One of the biggest learning aids in my opinion when working with autistic children, has been utilizing the scaffolding method next to guided learning. What is scaffolding?

Vygotsky has defined it as: “the role of teachers and others in supporting the learner’s development and providing support structures to get to that next stage or level” (Raymond, 2000, p. 176).

An important aspect of scaffolding instruction is that the scaffolds are temporary. As the learner’s abilities increase the scaffolding provided by the more knowledgeable other is progressively withdrawn. Finally the learner is able to complete the task or master the concepts independently (Chang, Sung, & Chen, 2002, p. 7).

Therefore the goal of the educator when using the scaffolding teaching strategy is for the student to become an independent and self-regulating learner and problem solver (Hartman, 2002).

As the learner’s knowledge and learning competency increases, the educator gradually reduces the supports provided (Ellis, Larkin, Worthington, n.d.).

And, well, there you have it.

14. Everyone wants to know what is going to occur each day. Utilizing visual schedules immediately informs your child what is going on, and what is expected.

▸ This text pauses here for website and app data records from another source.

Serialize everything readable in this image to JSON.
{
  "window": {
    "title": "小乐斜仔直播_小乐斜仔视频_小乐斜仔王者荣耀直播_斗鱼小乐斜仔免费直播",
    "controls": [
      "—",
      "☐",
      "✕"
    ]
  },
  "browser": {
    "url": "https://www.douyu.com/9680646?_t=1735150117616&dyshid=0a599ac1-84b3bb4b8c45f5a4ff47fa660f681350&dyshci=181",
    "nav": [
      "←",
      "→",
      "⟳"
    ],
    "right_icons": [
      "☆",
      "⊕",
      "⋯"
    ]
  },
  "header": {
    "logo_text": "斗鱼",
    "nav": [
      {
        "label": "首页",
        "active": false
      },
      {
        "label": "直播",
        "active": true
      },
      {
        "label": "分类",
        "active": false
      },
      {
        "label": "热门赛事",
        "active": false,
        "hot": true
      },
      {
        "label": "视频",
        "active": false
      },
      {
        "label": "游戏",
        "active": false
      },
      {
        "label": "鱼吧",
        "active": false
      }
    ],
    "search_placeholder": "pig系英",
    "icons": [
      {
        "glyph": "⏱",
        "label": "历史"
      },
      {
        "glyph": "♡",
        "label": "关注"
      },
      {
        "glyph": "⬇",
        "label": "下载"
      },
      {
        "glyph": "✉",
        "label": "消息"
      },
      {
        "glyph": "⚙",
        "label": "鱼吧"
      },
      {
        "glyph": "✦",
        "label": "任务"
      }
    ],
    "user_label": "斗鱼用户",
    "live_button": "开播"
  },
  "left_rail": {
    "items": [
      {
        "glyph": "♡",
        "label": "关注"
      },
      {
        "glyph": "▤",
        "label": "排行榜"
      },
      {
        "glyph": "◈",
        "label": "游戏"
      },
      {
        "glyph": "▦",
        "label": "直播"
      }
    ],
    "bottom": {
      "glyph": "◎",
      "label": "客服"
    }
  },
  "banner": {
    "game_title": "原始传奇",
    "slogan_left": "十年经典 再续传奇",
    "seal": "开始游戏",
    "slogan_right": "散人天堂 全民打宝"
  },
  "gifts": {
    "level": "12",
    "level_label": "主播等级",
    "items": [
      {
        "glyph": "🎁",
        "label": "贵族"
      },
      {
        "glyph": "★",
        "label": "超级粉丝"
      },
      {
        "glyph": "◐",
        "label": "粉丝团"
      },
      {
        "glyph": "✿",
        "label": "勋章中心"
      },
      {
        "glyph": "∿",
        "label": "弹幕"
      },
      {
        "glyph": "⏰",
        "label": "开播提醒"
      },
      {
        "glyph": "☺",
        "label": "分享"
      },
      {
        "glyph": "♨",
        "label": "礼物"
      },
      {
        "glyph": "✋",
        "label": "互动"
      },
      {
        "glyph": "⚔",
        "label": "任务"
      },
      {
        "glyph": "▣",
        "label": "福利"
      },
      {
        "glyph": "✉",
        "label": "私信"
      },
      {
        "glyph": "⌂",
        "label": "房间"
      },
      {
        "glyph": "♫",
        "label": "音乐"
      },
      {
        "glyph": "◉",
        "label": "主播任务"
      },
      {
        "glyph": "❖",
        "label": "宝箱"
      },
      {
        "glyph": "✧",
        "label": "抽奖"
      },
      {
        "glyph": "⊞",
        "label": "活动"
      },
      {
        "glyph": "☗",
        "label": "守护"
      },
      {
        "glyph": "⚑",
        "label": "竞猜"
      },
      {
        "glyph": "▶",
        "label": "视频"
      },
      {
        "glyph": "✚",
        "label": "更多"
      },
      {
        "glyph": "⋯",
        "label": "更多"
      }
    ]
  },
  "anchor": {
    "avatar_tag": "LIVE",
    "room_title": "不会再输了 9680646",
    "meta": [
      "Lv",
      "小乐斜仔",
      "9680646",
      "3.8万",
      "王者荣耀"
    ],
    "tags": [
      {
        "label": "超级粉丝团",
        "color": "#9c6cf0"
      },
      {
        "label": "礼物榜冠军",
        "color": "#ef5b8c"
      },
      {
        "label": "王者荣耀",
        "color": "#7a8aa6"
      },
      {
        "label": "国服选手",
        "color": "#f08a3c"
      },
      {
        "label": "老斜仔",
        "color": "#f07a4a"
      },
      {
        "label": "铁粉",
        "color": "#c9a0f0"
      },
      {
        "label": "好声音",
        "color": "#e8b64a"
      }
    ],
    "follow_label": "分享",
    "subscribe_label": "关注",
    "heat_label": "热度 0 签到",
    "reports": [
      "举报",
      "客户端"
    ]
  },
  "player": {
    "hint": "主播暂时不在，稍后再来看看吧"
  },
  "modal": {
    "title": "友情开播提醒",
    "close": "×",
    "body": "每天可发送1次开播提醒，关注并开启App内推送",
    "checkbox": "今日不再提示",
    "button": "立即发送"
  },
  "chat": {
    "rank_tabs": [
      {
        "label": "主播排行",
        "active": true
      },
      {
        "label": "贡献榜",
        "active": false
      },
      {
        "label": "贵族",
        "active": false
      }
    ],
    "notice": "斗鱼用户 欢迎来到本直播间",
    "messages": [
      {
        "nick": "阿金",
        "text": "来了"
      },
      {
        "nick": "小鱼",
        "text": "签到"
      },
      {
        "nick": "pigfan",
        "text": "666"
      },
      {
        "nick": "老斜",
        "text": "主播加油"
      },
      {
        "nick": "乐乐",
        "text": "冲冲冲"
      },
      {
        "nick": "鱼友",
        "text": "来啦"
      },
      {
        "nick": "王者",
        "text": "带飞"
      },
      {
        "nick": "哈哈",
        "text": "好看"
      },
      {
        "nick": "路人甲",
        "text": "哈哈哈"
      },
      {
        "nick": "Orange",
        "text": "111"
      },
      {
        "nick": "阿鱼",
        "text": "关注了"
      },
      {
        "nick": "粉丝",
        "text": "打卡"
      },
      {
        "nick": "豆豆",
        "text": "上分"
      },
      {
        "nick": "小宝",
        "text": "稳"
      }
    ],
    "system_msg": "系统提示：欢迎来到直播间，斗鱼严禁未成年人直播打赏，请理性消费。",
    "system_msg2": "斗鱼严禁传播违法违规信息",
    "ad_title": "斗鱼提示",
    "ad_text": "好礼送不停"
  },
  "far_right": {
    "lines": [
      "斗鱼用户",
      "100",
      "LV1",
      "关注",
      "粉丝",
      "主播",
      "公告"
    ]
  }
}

Utilizing visual schedules reduces the daily anxiety that occurs with your autistic child and minimizes misbehaviours as a result.

15. And last but not least, displaying plenty of patience, understanding and compassion will go a long way in aiding your child towards some level of independence and your own personal sanity!

Next: Why visual symbols are beneficial to your child and how to use them.


Create a free website or blog at WordPress.com.